"Do it! But remember nature doesn't stand on ceremony, you can't predict what will happen (in our case whether the bears would turn up – happily they did!). Eco-tourism isn't cheap, but it's quite simply the best way to see animals behaving as they normally do. And you can learn from people who have dedicated their lives to conversation, protection and development. And it makes you feel good about yourself too." - Richard Denney on a bear watching and tracking wildlife holiday to Romania

"Be prepared for some messy work! Take old clothes and gloves and a good camera to capture the bears antics. Try to learn a few words of Romanian, it's really appreciated." – Deborah Robson on a bear volunteering holiday

"Being vegetarian is not a problem, as long as you like cheese! Traditional Romanian restaurants can be rather limited but usually offer something and other places have various choices on the menu. The local supermarkets also sell good quality fruit and veg, etc. The weather can change completely and very quickly without warning, so be prepared for thunder and lightning even in blue sky and sunshine! And if you're travelling by train, don't be surprised if there aren't any signs on station platforms." – Rosemary Hindley on a bear volunteering holiday

"Do discuss what you'd like to see and do on your trip with the owners of the tour operator.

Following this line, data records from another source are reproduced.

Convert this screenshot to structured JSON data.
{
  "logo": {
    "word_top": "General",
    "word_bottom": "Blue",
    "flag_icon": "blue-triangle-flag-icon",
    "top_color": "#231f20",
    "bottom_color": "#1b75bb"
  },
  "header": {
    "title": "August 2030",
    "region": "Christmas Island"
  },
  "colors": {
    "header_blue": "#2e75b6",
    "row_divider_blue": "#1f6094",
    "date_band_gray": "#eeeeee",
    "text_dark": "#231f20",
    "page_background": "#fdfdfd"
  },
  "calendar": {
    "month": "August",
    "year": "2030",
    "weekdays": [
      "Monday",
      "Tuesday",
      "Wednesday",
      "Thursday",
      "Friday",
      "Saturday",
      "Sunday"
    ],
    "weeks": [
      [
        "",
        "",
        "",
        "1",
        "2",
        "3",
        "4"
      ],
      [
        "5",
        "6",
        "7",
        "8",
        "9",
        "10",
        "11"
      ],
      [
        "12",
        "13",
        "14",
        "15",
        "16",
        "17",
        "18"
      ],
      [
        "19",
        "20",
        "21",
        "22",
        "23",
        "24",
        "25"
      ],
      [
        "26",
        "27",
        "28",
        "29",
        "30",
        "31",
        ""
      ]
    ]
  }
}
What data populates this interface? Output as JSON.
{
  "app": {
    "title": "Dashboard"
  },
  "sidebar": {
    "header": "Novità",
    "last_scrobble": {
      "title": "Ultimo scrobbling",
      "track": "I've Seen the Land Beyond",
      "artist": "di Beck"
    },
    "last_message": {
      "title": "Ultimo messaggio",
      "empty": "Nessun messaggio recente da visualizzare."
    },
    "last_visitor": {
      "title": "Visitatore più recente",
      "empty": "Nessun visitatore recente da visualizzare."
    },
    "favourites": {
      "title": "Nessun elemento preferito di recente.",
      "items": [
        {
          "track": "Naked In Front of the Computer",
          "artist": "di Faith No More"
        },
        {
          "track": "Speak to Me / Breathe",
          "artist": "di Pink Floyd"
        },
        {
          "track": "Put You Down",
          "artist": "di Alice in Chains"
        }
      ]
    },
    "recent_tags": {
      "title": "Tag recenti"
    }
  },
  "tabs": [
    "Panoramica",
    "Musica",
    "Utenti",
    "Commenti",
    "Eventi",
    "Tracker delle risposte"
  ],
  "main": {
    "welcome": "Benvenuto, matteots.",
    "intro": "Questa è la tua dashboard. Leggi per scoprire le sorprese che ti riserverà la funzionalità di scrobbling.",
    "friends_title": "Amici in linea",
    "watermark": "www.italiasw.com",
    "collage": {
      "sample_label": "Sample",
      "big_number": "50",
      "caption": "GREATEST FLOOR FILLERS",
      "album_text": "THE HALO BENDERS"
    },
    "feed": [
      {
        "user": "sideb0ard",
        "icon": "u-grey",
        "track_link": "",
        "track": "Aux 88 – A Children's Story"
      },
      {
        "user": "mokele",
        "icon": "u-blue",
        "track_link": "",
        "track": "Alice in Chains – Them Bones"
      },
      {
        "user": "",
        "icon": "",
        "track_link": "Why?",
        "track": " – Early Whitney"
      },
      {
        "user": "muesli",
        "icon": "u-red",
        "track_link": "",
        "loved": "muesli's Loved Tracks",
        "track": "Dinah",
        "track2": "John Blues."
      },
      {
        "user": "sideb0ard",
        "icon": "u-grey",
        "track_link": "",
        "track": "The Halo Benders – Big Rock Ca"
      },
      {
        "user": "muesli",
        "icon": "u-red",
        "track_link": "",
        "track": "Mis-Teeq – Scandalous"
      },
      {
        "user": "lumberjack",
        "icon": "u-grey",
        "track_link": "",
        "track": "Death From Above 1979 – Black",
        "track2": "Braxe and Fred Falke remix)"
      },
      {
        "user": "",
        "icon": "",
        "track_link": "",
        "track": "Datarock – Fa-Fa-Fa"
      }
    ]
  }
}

They are extremely knowledgeable and very helpful. … Beware, the culinary experience did have the effect of increasing our weight!!!" - Simon Seaton on Romania’s natural wonders small group holiday
Photo credits: [Page banner: Tom Bech] [Lynx: Tom Bech] [Libearty: Chris Kearney] [Review 1: CALIN STAN] [Review 2: Nicubunu]